We have (pre-)released a new test version of Bientôt l’été, just in time for IndieCade. Yes, Bientôt l’été has been selected for the festival. Which is not the same as nominated -apparently the IndieCade jury didn’t appreciate our piece- but the only difference is that we can’t win a prize. This version of Bientôt l’été will be playable at the festival. And we will give a short presentation about it at the conference.
— Press button to collect —
The biggest change in this alpha version 3 is the replacement of the unintuitive stand-still-to-fade mechanic for collecting chess pieces, by a simple button that you see when you close your eyes in the direction of an Apparition. Clicking it starts a short cut scene, showing the object, after which your avatar picks up the chess piece.
This final simplification motivated the removal of the Hints from the screen. We figure that the interaction is now so easy that Hints are not necessary any more. They are still available when you close your eyes.
— Hiccups —
Another reason for removing the Hints was performance. Remember those weird hiccups that would happen all the time in alpha 1 and 2? Most of them were caused by drawing text on the screen: Unity3D’s infamous GUI system. To further reduce the impact of this system, we replaced all OnGUI calls by a single one.
Some new music tracks have been added, by the way, to the ambient music of Femme, the female character. Pretty surprising at times!
— End of the World —
In principle, the beach in Bientôt l’été could be endless. It stretches. And the waves and the gulls follow along with the avatar. But in response to various reactions to the previous test versions, I have added an end to the world. To symbolize that end, there is a bench: beyond that bench you will find nothing new. Your avatar can sit on that bench and enjoy the scenery. Should you walk further anyway, an invisible wall will become visible and stop you.
— Gamepad controls —
I changed the mouse controls from conventional point-and-click to “hold down to walk, release to stop”. This feels a lot nicer, I think. Plus it removes the implication that the target where you click would matter.
The major addition, however, is gamepad controls. I wasn’t going to add this until Steam announced its Big Picture feature and I realized how much I enjoy playing videogames from the couch. It was quite a nightmare to make Unity3D play nice with different game controllers on different platforms. But it was worth the effort. The gamepad has become my favorite interface to Bientôt l’été.
A direct result of the implementation of gamepad controls and the dominance of Microsoft’s XBox 360 controller is a change of the letter keys that you press to play the game with the keyboard. Instead of the first letter of the English name of the function, we’re now using the same letters as on the buttons of the controller: A, B, X and Y.
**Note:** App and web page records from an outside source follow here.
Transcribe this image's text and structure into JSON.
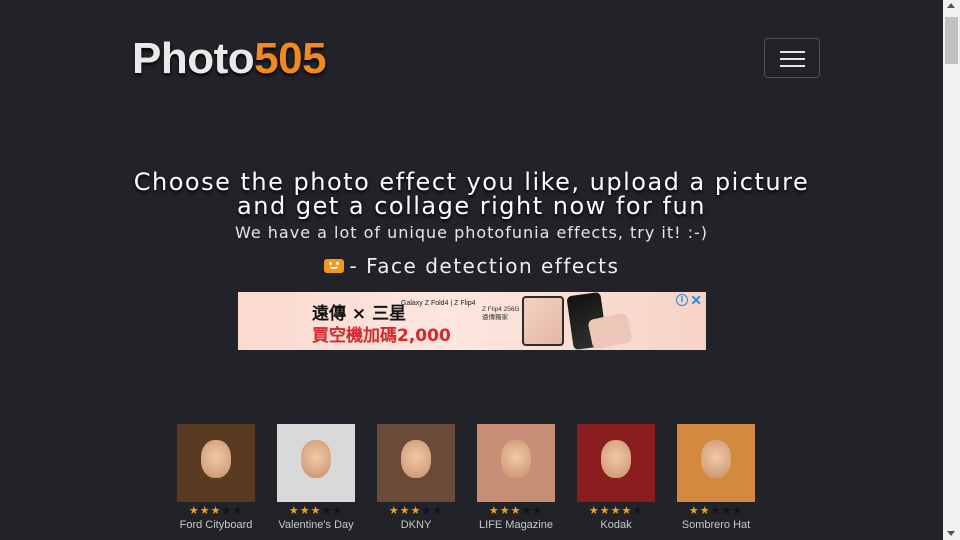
{
  "header": {
    "logo_part1": "Photo",
    "logo_part2": "505",
    "menu_button": "toggle-navigation"
  },
  "hero": {
    "line1": "Choose the photo effect you like, upload a picture",
    "line2": "and get a collage right now for fun",
    "subtitle": "We have a lot of unique photofunia effects, try it! :-)",
    "face_detection": "- Face detection effects"
  },
  "ad": {
    "line1": "遠傳 × 三星",
    "line1_small": "Galaxy Z Fold4 | Z Flip4",
    "line2": "買空機加碼2,000",
    "spec": "Z Flip4 256G 遠傳獨家",
    "info_icon": "i",
    "close_icon": "✕"
  },
  "effects": [
    {
      "name": "Ford Cityboard",
      "rating": 2.5,
      "bg": "#5a3b22"
    },
    {
      "name": "Valentine's Day",
      "rating": 3,
      "bg": "#d9d9d9"
    },
    {
      "name": "DKNY",
      "rating": 3,
      "bg": "#6b4a3a"
    },
    {
      "name": "LIFE Magazine",
      "rating": 3,
      "bg": "#c98f76"
    },
    {
      "name": "Kodak",
      "rating": 4,
      "bg": "#8a1e1e"
    },
    {
      "name": "Sombrero Hat",
      "rating": 2,
      "bg": "#d48a3e"
    }
  ],
  "colors": {
    "background": "#212328",
    "accent": "#f08a1c",
    "star": "#f0a020"
  }
}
— Future cloud —
We have added functionality that will make it possible to load your collection of phrases and chess pieces into a separate client. This client will consist of only the multiplayer part of the game (the café) and I hope to release it for tablets and maybe the web. For free. So after you have walked some time on the beach, you can load your collection on your tablet to talk to another player. Only the back end of this system has been built so far. So this cannot be tested yet. Just know that if you don’t toggle off the “Cloud Name” in the Credits section, your collection will be uploaded to our database.
Private networking has been re-enabled. If you fill in a password at the bottom of the Credits screen, you will only be connected to players with the same password. So for a private session, you need to share the password with your partner in play.
— Aesthetics —
I have mostly finalized the aesthetics of the game now. Added some color correction to the exterior scene. And a shader that I’m particularly proud of. It’s a “masked blur” shader. I hate how 3D always looks so clean and sharp. But just blurring the screen doesn’t feel nice. So I made a shader that only blurs the screen in specific uneven areas defined by a texture. And then I move that texture around. It’s a nice effect. I have also added Tale of Tales’ patented light intensity fluctuation, which gives a nice feel of moving clouds.
Some of you will be happy to see the new foot prints in the sand and the little splatters when you step in the water. The avatars now have a few idle poses. And they move their fingers a bit. Sometimes their spine spirals out of control. So I still need to tweak something there.
The interior aesthetics have also been polished a bit. Some sound effects were added. And smoke! The more you smoke, the more the room fills with smoke. It looks very unhealthy! Especially now that the bot can smoke too, and drink and play music. It still doesn’t have a brain. But randomness seems to work well enough.
— Enjoy! —